:: SOURCE INFORMATION
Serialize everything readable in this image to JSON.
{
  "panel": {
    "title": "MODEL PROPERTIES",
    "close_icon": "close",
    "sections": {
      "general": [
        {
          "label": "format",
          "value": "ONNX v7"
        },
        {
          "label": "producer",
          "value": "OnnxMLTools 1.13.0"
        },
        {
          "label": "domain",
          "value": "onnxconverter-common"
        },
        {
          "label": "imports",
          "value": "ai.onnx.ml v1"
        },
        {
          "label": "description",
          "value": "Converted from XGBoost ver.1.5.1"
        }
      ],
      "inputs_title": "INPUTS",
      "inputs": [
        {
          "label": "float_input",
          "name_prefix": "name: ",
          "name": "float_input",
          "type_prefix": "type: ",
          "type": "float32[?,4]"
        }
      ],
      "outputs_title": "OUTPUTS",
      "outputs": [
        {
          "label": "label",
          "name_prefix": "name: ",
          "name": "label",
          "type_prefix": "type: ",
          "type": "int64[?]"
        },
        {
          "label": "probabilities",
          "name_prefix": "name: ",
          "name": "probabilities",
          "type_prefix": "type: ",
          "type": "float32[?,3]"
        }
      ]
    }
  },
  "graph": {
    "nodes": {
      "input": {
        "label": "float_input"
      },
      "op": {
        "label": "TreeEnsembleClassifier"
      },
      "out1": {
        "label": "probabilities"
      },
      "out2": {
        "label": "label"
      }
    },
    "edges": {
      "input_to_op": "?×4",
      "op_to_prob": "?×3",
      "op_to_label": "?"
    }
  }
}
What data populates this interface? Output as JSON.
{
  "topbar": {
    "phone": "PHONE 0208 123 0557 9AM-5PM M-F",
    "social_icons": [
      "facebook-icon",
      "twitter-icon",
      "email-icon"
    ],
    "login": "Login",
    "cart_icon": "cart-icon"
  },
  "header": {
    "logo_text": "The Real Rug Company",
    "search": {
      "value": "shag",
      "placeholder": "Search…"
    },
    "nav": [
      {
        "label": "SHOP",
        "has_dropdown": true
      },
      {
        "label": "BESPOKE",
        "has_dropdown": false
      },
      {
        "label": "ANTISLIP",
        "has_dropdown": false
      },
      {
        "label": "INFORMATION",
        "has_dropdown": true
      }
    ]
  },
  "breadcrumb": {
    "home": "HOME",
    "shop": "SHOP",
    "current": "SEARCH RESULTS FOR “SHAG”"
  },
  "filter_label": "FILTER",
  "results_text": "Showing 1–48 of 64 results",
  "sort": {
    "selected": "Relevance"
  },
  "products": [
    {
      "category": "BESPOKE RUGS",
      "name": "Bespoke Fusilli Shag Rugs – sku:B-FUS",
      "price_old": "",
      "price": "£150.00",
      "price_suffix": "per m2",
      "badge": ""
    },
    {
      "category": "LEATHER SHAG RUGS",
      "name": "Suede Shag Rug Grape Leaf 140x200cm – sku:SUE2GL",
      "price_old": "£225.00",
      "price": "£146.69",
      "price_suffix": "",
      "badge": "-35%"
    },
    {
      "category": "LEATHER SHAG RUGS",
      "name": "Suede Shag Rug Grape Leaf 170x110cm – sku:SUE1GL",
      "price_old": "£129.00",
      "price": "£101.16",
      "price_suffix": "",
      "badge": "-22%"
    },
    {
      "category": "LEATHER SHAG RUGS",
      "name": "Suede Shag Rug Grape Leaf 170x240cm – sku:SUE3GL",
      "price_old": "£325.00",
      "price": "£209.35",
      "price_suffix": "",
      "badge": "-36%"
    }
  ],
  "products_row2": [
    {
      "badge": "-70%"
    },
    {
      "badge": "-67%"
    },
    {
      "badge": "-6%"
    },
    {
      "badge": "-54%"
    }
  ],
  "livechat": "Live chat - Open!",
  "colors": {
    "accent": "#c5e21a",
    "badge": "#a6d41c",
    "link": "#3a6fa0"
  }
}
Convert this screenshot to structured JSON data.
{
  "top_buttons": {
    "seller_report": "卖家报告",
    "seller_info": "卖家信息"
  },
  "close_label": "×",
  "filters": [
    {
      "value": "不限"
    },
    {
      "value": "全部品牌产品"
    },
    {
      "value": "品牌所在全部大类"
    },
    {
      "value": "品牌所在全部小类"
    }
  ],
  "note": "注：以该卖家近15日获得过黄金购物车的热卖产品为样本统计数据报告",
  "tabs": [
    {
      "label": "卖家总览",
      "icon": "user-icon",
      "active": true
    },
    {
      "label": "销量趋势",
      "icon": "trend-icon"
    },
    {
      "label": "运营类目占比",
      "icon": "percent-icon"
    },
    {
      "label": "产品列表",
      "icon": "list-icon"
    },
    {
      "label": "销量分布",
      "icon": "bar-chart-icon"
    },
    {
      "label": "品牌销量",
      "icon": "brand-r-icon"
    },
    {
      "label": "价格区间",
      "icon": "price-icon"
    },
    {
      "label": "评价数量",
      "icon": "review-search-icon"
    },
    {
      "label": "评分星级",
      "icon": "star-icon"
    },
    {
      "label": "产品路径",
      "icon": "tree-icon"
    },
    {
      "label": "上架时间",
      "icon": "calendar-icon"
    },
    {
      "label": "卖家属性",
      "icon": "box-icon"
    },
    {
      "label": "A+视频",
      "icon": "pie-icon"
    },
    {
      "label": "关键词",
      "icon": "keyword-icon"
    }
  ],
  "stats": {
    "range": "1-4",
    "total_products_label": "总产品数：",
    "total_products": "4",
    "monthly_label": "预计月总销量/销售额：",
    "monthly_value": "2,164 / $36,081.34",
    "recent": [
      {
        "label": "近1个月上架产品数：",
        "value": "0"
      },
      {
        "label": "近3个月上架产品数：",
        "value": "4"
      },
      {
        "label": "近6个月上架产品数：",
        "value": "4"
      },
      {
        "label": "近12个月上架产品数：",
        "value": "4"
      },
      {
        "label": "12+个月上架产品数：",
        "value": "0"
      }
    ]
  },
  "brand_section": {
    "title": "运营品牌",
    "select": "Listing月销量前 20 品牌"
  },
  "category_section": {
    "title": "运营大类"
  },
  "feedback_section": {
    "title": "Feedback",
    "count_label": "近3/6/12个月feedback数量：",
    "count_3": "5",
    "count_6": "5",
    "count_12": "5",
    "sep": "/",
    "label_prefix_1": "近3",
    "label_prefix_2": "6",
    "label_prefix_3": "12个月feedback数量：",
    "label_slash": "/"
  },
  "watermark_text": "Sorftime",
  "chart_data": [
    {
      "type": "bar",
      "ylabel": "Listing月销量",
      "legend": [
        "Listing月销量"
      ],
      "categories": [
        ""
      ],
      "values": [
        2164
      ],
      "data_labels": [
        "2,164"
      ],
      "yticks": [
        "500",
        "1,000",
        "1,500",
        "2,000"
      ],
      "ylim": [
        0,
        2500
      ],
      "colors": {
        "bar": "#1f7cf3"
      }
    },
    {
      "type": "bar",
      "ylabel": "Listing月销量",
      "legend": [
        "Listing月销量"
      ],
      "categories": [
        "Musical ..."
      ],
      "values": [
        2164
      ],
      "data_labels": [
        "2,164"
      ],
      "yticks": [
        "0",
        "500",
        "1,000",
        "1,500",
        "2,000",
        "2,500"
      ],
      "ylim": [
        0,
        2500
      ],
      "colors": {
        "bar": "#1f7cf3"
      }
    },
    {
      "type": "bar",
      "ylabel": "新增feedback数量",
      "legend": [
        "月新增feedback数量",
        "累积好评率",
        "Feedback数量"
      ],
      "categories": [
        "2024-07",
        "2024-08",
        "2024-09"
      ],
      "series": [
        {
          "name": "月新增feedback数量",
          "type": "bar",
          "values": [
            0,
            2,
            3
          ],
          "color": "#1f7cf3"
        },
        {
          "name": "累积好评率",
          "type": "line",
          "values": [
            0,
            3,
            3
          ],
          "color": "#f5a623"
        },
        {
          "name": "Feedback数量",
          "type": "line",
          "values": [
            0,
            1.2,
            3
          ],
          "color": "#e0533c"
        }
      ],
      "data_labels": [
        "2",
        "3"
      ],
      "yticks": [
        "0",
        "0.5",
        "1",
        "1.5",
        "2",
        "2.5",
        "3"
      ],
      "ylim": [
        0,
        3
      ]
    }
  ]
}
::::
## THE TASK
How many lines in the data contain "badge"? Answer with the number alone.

## TASK ANSWER
9